Your goal → Show the lines below that contain the string "HFHOME".

Material to process →

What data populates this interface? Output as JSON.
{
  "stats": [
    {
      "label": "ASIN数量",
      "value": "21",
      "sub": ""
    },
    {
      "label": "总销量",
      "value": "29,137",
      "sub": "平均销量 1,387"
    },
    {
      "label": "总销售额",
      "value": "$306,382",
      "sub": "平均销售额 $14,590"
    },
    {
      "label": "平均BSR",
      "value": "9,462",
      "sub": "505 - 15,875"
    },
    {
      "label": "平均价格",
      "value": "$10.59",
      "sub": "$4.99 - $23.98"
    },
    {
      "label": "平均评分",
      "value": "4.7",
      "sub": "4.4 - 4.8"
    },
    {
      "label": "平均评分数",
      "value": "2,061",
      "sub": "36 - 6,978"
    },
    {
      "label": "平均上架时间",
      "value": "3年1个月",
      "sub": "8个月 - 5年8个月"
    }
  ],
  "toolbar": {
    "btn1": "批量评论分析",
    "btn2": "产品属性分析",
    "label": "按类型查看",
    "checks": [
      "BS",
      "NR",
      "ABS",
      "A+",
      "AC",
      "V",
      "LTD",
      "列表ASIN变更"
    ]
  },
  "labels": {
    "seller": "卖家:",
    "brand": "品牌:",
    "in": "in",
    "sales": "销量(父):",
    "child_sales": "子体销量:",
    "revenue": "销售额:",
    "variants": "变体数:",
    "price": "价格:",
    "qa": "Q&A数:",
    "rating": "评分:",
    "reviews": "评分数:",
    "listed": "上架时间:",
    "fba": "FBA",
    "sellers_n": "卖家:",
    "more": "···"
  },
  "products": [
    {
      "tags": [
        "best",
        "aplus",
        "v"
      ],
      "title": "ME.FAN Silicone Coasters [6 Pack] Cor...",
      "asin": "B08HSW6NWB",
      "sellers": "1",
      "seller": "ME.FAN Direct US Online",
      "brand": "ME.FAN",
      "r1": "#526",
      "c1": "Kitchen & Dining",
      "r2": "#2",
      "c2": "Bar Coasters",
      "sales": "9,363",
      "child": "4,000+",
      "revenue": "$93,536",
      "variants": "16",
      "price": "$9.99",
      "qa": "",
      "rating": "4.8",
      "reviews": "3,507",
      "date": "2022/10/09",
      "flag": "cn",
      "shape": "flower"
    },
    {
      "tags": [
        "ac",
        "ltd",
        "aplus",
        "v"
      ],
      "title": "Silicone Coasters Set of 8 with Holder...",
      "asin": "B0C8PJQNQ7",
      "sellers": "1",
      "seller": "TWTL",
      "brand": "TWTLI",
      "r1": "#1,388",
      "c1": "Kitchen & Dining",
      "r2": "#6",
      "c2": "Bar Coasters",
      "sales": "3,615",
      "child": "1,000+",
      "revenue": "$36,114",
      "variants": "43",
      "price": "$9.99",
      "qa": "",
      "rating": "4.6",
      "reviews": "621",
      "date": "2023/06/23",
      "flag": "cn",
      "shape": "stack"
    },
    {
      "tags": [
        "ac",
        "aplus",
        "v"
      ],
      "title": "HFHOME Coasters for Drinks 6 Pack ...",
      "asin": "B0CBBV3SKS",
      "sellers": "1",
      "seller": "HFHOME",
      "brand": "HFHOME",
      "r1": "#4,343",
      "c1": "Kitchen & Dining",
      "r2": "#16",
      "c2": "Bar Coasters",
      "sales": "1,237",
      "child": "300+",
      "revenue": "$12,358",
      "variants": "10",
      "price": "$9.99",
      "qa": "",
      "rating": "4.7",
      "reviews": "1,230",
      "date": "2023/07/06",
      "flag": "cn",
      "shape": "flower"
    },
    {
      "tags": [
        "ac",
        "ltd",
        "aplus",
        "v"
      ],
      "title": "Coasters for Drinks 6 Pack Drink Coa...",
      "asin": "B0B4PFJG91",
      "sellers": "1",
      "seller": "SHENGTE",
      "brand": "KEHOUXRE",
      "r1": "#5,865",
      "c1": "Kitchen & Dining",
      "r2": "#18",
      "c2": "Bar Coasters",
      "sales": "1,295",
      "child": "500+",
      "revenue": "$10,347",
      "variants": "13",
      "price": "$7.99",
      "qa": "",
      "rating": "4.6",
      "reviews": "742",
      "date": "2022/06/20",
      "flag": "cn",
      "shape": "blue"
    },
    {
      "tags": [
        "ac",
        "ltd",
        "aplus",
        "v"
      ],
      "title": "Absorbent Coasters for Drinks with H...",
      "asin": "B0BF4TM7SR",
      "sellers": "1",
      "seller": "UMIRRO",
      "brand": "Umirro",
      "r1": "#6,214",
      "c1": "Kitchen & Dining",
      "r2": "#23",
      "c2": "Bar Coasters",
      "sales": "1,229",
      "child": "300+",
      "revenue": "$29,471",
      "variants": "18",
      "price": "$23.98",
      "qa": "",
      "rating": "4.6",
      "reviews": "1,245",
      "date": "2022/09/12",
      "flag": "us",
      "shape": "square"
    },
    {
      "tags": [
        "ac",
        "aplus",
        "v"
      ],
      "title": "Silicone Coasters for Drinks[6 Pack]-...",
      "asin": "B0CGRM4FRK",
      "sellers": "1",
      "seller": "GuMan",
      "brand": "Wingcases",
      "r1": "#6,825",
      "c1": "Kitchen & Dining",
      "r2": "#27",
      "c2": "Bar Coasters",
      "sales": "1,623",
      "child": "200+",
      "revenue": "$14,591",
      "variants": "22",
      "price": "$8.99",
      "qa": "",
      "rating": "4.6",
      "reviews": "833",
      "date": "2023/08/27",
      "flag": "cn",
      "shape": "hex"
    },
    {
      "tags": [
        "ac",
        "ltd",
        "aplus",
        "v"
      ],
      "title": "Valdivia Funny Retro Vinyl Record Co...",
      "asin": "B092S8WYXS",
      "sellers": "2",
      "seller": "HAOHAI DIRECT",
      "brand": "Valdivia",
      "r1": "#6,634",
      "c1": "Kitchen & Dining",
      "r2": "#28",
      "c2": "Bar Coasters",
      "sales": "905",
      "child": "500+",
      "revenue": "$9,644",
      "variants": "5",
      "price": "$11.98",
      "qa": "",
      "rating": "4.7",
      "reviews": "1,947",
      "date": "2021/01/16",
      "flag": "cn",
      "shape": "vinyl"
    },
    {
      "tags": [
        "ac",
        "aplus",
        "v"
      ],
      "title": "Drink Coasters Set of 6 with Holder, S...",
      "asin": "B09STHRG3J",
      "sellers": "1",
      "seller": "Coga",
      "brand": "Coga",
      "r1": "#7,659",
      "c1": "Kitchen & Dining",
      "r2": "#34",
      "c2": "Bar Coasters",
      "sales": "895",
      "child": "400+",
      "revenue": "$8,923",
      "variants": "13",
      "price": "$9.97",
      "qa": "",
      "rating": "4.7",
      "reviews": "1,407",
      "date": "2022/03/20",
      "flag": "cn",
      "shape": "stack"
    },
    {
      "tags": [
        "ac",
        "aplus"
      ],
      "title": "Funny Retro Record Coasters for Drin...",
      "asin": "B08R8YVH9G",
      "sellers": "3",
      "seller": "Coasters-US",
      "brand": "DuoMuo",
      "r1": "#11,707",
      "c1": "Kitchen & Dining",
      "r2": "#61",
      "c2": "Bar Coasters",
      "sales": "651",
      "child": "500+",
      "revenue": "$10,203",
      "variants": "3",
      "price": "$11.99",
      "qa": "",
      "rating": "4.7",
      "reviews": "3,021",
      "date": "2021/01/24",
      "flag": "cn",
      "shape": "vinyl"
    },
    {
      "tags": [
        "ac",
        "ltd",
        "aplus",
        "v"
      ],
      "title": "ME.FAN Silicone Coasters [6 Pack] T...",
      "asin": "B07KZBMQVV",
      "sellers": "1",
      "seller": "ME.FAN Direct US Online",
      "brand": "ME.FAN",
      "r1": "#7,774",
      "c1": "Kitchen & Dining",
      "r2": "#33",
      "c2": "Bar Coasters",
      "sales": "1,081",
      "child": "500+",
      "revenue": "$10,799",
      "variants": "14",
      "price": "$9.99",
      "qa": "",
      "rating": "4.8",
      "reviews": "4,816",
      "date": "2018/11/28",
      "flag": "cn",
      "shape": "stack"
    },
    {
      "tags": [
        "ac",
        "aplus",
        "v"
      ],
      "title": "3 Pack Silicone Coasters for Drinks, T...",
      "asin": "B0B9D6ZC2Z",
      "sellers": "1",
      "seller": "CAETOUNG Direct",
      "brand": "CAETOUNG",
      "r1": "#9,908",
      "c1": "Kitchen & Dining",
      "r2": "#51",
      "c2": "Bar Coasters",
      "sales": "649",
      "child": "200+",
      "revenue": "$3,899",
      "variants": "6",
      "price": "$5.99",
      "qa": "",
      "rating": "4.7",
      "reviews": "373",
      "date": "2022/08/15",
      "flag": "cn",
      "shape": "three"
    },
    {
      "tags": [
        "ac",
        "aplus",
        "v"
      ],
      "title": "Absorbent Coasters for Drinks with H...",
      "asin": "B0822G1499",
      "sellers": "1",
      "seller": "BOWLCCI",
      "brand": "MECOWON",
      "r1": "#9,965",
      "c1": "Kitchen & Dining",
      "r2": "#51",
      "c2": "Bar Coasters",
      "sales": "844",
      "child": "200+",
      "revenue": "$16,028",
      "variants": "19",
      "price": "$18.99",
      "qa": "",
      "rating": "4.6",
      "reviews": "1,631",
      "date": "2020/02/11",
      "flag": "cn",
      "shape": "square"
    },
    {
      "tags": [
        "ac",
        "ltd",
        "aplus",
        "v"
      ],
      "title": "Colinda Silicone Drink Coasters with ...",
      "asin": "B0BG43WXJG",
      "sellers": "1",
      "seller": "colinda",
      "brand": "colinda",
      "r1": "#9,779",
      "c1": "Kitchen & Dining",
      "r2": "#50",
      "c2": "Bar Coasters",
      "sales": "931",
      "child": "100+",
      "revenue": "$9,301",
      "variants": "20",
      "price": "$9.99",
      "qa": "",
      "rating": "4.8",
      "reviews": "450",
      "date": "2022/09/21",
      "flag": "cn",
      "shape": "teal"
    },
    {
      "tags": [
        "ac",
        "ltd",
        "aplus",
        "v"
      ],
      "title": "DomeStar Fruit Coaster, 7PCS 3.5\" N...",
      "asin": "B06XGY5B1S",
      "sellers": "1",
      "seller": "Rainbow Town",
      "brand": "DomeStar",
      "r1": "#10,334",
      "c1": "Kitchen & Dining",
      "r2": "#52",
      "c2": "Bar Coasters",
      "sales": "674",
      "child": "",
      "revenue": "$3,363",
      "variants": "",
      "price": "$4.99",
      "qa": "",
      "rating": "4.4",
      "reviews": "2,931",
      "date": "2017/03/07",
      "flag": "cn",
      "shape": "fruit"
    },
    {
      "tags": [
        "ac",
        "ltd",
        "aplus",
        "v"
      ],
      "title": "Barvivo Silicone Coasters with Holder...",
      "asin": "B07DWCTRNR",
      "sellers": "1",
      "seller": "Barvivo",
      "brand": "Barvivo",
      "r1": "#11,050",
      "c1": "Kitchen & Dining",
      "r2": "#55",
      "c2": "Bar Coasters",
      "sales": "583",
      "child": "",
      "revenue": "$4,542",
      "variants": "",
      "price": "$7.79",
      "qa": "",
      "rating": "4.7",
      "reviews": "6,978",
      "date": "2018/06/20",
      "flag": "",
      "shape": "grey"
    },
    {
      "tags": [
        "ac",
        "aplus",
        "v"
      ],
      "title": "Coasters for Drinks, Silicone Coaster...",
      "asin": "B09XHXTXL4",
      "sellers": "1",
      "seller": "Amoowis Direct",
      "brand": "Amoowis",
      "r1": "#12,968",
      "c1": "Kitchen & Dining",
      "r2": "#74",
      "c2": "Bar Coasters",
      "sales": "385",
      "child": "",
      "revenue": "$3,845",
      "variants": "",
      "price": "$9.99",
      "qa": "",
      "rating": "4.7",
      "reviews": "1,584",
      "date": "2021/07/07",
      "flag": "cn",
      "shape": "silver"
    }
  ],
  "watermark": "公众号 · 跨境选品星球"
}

Your solution →
      "title": "HFHOME Coasters for Drinks 6 Pack ...",
      "seller": "HFHOME",
      "brand": "HFHOME",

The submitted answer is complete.